Posted on: December 16, 2010 12:04 pm
 

CBS Bowl Bonanza: New Orleans Bowl

Posted by Chip Patterson

Why You Should Watch: As opposed to other early bowls, where teams occasionally enter the bowl feeling as though they did not reach their expectations on the season, the R and L Carriers New Orleans Bowl carries immense weight to both teams involved. Troy, making their third New Orleans Bowl appearance in the last five years, will be looking to finish the season strong after clinching a share of the Sun Belt Conference Championship. Ohio has yet to capture their first bowl win, and will be making their fifth postseason attempt in the Superdome. Last season, the Bobcats fell 21-17 to Marshall in the Little Caeser's Pizza Bowl. This will be the first time in school history the team has been to bowl games in back-to-back years. Much of that can be credited to a familiar face on the Ohio sideline: head coach Frank Solich. Solich, of Nebraska football fame. So even if you are failing to find a reason to fall in love with the matchup, it is at least worth a watch for the "Where are they now?" factor.

Keys To Victory for Troy: Troy will be able to create offensive opportunities with their high-powered spread scheme, but with 15 interceptions on the season, freshman quarterback Corey Robinson can be a liability for the Trojans. The responsibility will fall on their rushing game to keep the Ohio secondary honest. The three-man attack of DuJuan Harris, Shawn Southward, and Chris Anderson will try and utilize seams opened by the spread attack to balance the offense. That will hopefully leave dangerous slot receiver Jerrel Jernigan an opportunity to get the ball in open field - where he has the best chance to hurt the Bearcats.

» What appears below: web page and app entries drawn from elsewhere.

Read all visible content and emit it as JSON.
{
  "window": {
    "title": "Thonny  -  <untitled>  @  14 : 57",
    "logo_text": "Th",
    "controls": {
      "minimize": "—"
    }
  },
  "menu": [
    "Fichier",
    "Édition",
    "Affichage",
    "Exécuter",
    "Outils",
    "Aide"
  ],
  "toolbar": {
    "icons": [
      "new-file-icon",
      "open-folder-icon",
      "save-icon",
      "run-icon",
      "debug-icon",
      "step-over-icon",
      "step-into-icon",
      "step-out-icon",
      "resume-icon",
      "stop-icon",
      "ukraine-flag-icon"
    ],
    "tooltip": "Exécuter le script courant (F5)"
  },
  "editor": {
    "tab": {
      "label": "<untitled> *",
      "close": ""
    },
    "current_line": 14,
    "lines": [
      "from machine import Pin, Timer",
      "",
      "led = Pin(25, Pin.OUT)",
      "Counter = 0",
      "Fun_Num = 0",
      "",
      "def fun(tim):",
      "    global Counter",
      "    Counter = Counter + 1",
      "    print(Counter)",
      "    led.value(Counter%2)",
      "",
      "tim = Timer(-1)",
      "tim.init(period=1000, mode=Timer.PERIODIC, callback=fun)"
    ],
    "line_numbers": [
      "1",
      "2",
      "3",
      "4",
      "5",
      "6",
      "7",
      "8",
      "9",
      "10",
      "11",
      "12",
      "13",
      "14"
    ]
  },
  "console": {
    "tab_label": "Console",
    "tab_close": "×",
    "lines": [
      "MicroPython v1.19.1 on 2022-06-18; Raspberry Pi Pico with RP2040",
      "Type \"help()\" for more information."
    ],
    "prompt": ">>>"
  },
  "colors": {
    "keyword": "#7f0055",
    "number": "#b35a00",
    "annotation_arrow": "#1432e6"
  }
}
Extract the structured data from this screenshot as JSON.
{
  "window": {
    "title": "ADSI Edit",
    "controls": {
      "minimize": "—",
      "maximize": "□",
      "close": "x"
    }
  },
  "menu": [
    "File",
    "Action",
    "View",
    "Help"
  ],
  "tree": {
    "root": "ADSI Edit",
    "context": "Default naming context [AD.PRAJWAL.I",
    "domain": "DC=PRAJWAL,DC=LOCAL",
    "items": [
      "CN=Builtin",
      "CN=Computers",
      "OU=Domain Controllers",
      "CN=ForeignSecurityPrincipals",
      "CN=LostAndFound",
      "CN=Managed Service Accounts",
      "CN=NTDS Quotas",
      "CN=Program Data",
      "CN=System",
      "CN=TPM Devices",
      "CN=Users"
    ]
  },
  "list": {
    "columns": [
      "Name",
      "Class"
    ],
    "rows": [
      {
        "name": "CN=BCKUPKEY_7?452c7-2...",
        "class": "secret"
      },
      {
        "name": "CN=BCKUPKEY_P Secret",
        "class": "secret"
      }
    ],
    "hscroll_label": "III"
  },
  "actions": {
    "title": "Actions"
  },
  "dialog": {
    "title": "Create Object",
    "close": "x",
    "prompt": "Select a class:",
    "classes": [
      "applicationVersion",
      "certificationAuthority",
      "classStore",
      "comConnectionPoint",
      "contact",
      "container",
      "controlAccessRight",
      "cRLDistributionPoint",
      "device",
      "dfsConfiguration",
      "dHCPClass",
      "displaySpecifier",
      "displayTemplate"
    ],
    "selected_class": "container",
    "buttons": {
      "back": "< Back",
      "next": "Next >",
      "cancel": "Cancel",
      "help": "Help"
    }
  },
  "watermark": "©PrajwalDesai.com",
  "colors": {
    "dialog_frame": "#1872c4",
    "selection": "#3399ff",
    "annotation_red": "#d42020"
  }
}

Keys To Victory for Ohio: Ohio ranks just outside the top 10 nationally with 17 interceptions on the season, and that secondary will be looking to take advantage of the interception-prone Robinson. Additionally, the offensive line will need to provide quarterback Boo Jackson with protection against Troy's front four. If the Trojans line can penetrate into the backfield and disrupt the timing of Jackson's reads, they will be masking their greatest weakness: the run. The Bobcats have utilize a lot of different rushers out of the Pistol formation, and if they can keep Troy on their heels they can dictate the pace of the game. Jackson has shown the ability to manage games well, but he cannot be counted on to play catch up with the deep ball. Ohio needs to avoid an early deficit to keep the game close.

The New Orleans Bowl is like: A surprisingly good appetizer. Sure, you ordered the artichoke dip because you nothing on the menu jumped out at you and you figured "why not?" The night cap on the first day of the bowl season may seem like it has a "why not" feel. But then once you dig in you find it to be surprisingly pleasing, so much that you wonder why you ever imagined skipping the course at all. Troy and Ohio both have plenty of reason to be fired up to finish their season in the Superdome, and they match up well enough to promise a close game. Many of the athletes on these teams may have been just one or two notches away from big-time football, don't think that running onto the field in New Orleans won't have that fell for them.

 
 
 
 
The views expressed in this blog are solely those of the author and do not reflect the views of CBS Sports or CBSSports.com